I love Rocky. The original film is one of the best underdog stories on celluloid. Sylvester Stallone, who wrote the film, created an iconic character that quickly became the embodiment of the American dream for a lot of people. How many people see the steps in front of the Philadelphia Museum of Art without thinking of the training montage from the first film? Tourists in Philly flock daily to those steps to re-enact the scene for themselves. You see, Rocky is more than just a movie series. It's imprinted into the American consciousness.

I respect Stallone for trying to resurrect this story and give it the proper send-off it deserves, since Rocky V didn't exactly leave a very good taste in anyone's mouth. But isn't it a little too late? Do people truly want to see their aging hero propped up on screen and placed in a wholly unrealistic situation that would never EVER happen in real life? Are we that desperate?

It's going to be difficult to separate the character of Rocky from Stallone in this installment. They both seem to be grasping at former glory while the world asks: Why? Did I mention he's also developing a fourth Rambo film?

I truly hope that I'm wrong, and this film turns out to be a fitting end to the series, and that the Italian Stallion is put out to pasture gracefully.
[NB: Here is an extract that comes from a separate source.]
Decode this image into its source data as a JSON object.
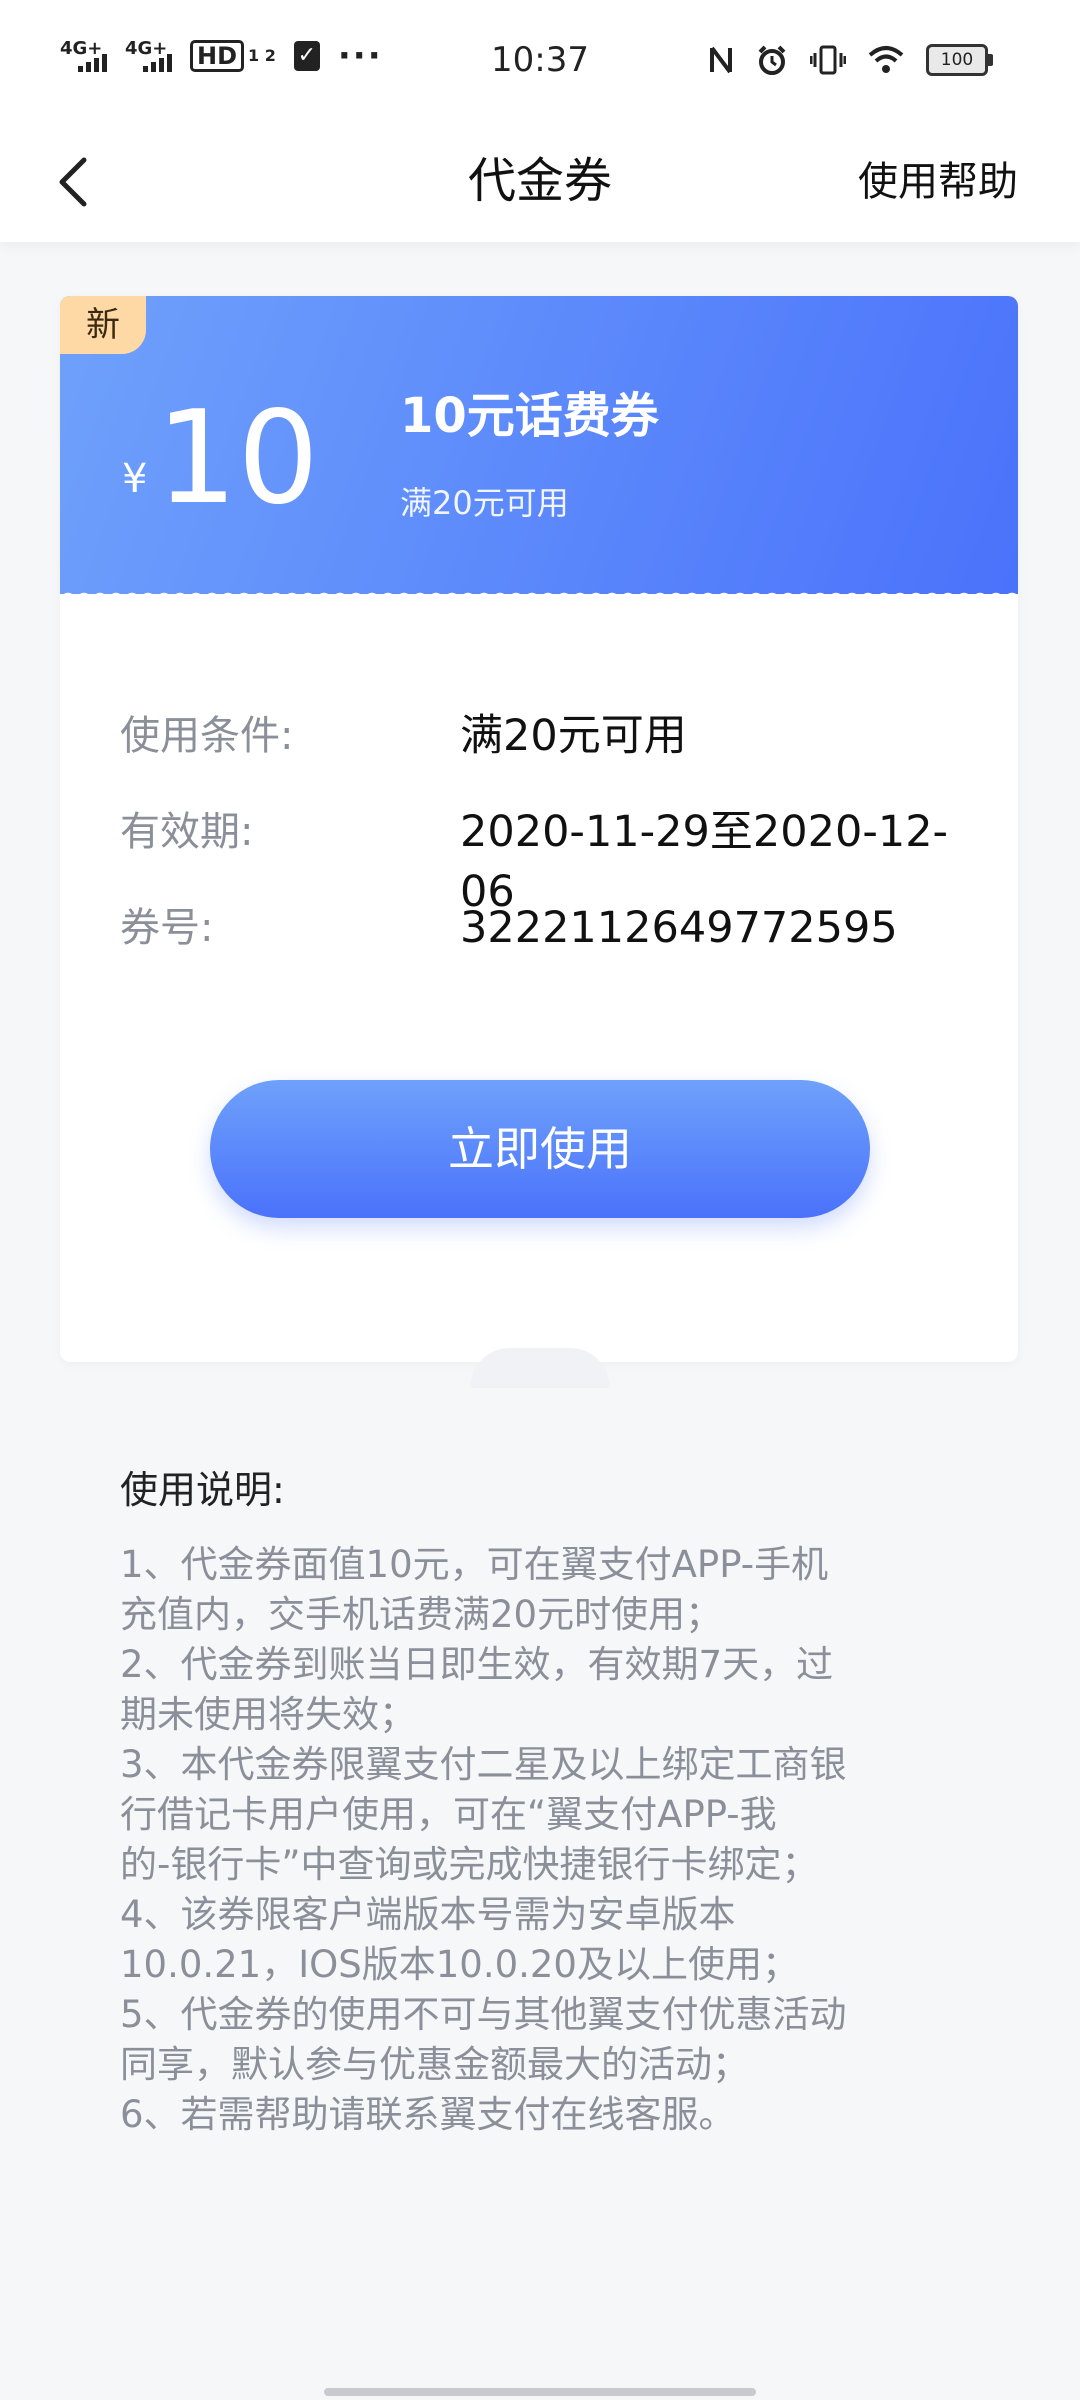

As far as box office numbers, to paraphrase Ivan Drago: If it dies, it dies.

Sunday, December 10, 2006

Eminem's Back with The Re-Up

Okay, so Eminem Presents: The Re-Up is not a full-length album from Mr. Marshall Mathers, but it's damn close. He's featured on 7 tracks, and surprisingly the ones in-between are more than just filler. The remix of Akon's "Smack That" is better than the original, and newcomers Bobby Creek and Ca$his are featured on multiple tracks, as are labelmates 50 Cent, Lloyd Banks, D12, the late Proof, Obie Trice and Stat Quo. Whereas Kingdom Come was underwhelming, this mixtape (or is it a mixtape concept album?) came out of nowhere and provides some of the most refreshing hip-hop you're likely to hear this holiday season.

Standout tracks? "No Apologies" for one. This is Eminem like you haven't heard him since his acidic lyrics on The Marshall Mathers LP. He's been through a lot since his last album, and he vents it all here.

I'm also partial to "Re-Up," the album's title track. Every time 50 Cent and Eminem team up they bring out the best of each other so well that I wouldn't be surprised if they produce an entire album of these tracks in the future. They're also featured on the single, "You Don't Know" and "Jimmy Crack Corn."

While technically not an "album" in the traditional sense, this compilation is worth checking out for even the most casual Eminem fan.

Sunday, December 3, 2006

A Necessary Pilgrimage to the Alma Mater

Sometimes, ya just need to pack up, leave town, and reconnect with some old friends. That's exactly what I did this weekend on a trip to UConn to celebrate, among other things, my good friend Taryn's completion of the LSATs. Pictured at right, I think she had an awesome time. I did too, even though celebrating early also means being totally drained of all energy by 10 p.m. I was "that guy" falling asleep on the couch next to the black light. At least we got to reap the benefits of Chinese food at 2 a.m. Egg rolls FTW.

The two hour drive there and back gave me some much-needed alone time, and also gave me a chance to listen to some music that I've been meaning to check out. I'll admit it—Kingdom Come is not terrible. I obtained a copy of Jay-Z's "comeback" CD a few days ago, and while it doesn't totally suck it didn't blow mind, that is.

The thing about Jay-Z is that he's showed us how talented he can be, yet he seems to be slumming it here in choosing to rap about how successful he is. Thus, he sounds like every other rapper out there right now. Where's the stirring self-reflection that was present in "Moment of Clarity" on The Black Album? Where's the raw energy from Reasonable Doubt? Jay-Z is supposed to transcend the genre and take it to new levels, which he's done in the past. On this new disc, he's just sorta stale. Keep in mind that mediocre Jay-Z is better than most of what's considered "talent" in hip-hop right now. I have to say, his song with Chris Martin, "Beach Chair" is really good. It's worth an iTunes download.

So in closing, it was a great weekend. Thanks to everyone that made it awesome.